Ever since the Monica Lewinsky story broke last January, we have been saying that there are more serious offenses that President Clinton should be charged with than lying under oath about sex. Perjury and subornation of perjury are unquestionably serious felonies, but it is clear that it would be much easier to get public support for Clinton’s removal from office if the charges against him concerned lies about weightier matters.
One of Clinton’s many serious offenses in our view was breaking his pledge to the POW/ MIA families that he would do everything in his power to get an accounting for the men we left behind in Vietnam. Ron Brown, Clinton’s secretary of commerce, was offered a $700,000 bribe by Vietnam to push for normalization of relations. Attorney General Reno closed down the FBI investigation. Clinton had been in office less than six months when he broke his pledge to the families and took the first steps toward normalization of relations with Vietnam with no quid pro quo on POWs. He announced on Memorial Day 1993 that he would order all the documents relating to the POWs and MIAs declassified. He didn’t keep that promise either.
On November 9, a press briefing was held in Washington concerning a lawsuit filed by private POW investigator Roger Hall against the CIA over its refusal to release 500 documents relating to POWs and MIAs that they say are still classified. Hall said that an additional 10,000 documents remain classified because the Defense Department turned them over to the Senate Select Committee on POWs in 1993. Hall believes this was done to avoid having to make these documents public. This made it possible to argue that they are exempt from the President’s declassification directive.
Hall believes that American POWs are still alive today in both Vietnam and Korea. In the past two years three South Korean prisoners captured by the Communist forces during the Korean War have escaped. Two of them reported that many other South Korean prisoners are still alive in North Korea after living under very harsh conditions for over 45 years. Some 2,600 American POWs and 8,000 MIAs were not returned from North Korea in the 1953 prisoner exchange. Hall is confident that some of them have survived.

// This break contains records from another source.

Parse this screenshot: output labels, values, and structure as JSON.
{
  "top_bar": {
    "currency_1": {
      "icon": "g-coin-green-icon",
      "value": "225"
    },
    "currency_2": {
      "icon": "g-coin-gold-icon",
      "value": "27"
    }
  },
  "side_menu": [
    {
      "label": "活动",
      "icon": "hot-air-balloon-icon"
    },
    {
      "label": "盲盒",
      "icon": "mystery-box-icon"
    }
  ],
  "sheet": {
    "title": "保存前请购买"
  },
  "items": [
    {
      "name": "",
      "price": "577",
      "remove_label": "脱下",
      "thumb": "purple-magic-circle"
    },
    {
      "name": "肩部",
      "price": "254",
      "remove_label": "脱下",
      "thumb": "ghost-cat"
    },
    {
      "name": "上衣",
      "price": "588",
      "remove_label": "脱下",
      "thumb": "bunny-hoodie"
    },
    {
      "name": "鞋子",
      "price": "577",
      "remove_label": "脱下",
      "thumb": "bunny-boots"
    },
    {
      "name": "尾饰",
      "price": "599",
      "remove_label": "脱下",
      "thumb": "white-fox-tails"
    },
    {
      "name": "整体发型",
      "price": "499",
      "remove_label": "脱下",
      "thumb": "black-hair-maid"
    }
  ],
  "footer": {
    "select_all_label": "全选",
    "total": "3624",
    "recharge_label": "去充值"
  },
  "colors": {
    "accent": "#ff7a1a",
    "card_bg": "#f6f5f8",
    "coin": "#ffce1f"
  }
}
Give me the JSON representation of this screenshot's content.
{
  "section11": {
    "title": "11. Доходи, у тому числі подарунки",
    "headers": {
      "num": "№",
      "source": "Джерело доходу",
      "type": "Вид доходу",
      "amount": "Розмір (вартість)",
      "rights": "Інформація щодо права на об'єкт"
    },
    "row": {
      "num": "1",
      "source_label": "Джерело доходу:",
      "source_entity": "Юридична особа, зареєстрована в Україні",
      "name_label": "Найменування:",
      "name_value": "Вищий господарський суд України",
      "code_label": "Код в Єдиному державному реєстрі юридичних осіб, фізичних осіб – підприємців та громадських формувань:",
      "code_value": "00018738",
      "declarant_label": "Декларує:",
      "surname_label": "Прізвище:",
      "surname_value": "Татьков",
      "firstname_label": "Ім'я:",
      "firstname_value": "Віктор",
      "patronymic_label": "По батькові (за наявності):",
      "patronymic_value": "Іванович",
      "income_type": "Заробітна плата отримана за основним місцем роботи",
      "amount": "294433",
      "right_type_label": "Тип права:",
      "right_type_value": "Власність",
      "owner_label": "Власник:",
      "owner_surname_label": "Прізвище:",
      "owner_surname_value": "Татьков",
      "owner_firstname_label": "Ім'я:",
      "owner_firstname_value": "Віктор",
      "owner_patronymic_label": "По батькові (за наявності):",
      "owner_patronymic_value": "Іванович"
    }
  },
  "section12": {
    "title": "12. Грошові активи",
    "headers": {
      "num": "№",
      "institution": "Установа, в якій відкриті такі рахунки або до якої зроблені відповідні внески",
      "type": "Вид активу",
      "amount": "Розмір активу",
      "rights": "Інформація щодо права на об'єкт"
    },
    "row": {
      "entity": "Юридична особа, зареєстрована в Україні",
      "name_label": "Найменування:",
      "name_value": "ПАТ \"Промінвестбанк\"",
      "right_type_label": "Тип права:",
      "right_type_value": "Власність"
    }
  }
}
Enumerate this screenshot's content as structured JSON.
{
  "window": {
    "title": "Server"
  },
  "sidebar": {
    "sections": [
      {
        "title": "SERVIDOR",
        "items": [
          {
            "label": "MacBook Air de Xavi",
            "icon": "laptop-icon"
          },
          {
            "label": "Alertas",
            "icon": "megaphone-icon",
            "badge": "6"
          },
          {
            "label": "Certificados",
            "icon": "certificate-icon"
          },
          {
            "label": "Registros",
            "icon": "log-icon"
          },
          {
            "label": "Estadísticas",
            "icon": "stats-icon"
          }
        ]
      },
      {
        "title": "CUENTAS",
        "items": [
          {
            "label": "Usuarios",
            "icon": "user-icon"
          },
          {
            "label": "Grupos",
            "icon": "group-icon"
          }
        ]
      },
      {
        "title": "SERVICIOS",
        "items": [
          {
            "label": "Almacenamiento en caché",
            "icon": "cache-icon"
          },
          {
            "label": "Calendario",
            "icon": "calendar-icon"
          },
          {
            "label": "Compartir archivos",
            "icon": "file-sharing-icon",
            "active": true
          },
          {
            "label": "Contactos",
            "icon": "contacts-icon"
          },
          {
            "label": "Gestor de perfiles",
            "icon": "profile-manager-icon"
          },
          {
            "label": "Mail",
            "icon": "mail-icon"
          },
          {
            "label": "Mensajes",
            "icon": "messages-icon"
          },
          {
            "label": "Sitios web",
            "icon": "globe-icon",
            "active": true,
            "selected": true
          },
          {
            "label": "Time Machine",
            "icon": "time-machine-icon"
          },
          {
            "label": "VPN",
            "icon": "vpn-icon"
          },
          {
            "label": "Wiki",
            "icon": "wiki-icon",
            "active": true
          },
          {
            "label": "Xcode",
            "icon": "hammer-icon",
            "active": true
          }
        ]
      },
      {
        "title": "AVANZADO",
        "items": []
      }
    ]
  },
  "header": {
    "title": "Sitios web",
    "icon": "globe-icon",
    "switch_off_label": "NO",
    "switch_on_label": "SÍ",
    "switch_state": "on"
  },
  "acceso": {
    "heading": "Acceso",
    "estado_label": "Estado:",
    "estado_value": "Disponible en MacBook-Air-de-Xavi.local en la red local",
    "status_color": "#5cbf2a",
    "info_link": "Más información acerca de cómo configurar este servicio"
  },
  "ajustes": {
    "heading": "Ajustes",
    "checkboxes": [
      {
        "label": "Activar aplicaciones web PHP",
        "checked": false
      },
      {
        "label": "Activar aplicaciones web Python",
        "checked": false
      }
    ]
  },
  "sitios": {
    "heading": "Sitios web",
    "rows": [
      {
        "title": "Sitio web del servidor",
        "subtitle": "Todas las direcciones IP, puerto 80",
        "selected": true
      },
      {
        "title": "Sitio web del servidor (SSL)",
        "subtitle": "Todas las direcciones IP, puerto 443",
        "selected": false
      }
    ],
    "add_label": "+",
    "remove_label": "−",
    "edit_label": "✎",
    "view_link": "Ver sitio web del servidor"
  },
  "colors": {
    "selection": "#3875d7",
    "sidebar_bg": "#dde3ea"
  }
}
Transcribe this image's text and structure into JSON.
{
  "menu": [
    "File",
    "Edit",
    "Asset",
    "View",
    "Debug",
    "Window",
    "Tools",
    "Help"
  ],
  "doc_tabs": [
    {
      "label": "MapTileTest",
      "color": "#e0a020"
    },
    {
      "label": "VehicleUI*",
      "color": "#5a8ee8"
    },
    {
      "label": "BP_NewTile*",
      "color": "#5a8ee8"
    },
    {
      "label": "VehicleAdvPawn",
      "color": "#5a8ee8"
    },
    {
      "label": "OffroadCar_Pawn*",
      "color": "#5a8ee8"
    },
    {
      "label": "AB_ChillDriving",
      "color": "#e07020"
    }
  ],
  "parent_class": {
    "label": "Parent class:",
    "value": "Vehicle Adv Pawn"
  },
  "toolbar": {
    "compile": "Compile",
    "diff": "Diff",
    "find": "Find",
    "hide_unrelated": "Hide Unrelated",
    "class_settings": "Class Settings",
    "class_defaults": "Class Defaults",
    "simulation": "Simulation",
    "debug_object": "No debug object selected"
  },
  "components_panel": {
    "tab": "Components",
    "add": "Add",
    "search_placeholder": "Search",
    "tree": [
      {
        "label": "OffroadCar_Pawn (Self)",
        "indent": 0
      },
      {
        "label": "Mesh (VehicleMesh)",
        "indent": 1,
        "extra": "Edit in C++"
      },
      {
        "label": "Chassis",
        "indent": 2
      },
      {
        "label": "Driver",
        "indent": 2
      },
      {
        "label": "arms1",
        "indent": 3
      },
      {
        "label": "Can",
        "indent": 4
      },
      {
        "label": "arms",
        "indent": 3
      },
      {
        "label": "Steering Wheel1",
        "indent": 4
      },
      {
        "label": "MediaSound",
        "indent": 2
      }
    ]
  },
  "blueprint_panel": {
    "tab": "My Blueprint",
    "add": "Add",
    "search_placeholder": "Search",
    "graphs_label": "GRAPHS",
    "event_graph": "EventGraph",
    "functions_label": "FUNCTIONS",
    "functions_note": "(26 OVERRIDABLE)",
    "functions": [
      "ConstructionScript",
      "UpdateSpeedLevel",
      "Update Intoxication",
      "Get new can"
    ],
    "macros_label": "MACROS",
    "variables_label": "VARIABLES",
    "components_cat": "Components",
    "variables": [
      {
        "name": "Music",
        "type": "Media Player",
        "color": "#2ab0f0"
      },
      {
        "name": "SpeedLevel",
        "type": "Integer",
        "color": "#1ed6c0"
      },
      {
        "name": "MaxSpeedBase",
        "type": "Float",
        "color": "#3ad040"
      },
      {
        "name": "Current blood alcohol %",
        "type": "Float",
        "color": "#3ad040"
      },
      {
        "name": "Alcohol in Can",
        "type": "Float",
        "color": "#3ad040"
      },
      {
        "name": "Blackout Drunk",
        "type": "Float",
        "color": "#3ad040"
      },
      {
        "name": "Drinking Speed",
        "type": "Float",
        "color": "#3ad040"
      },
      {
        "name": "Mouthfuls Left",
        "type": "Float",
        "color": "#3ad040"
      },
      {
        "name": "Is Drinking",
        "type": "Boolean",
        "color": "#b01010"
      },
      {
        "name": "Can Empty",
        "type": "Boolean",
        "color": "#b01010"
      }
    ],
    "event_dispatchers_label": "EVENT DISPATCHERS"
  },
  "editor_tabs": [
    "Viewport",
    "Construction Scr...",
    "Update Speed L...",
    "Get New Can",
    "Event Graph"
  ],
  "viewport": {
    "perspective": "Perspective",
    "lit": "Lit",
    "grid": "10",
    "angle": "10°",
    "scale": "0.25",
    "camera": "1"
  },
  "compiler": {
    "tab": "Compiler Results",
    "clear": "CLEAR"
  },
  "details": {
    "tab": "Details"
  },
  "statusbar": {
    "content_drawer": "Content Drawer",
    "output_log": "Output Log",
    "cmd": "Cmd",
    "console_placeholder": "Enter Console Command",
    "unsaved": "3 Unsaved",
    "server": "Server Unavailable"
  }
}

He believes the chances are even better that many of the 700 POWs that intelligence documents show were not returned from Vietnam and Laos have also survived. They would be 20 years younger than the Korean War POWs and would have had the benefit of living in a much warmer climate than the POWs in North Korea.
On November 9, The Washington Times reported that the Russians are withholding a document showing that many American POWs were transferred from Vietnam to the Soviet Union. Hall says our government has known about this all along, but it has failed to apply pressure on the Russians to account for these men. Recognition of Vietnam has brought virtually no cooperation in resolving the POW issue, and neither has the financial assistance that the Clinton administration has given North Korea and Russia.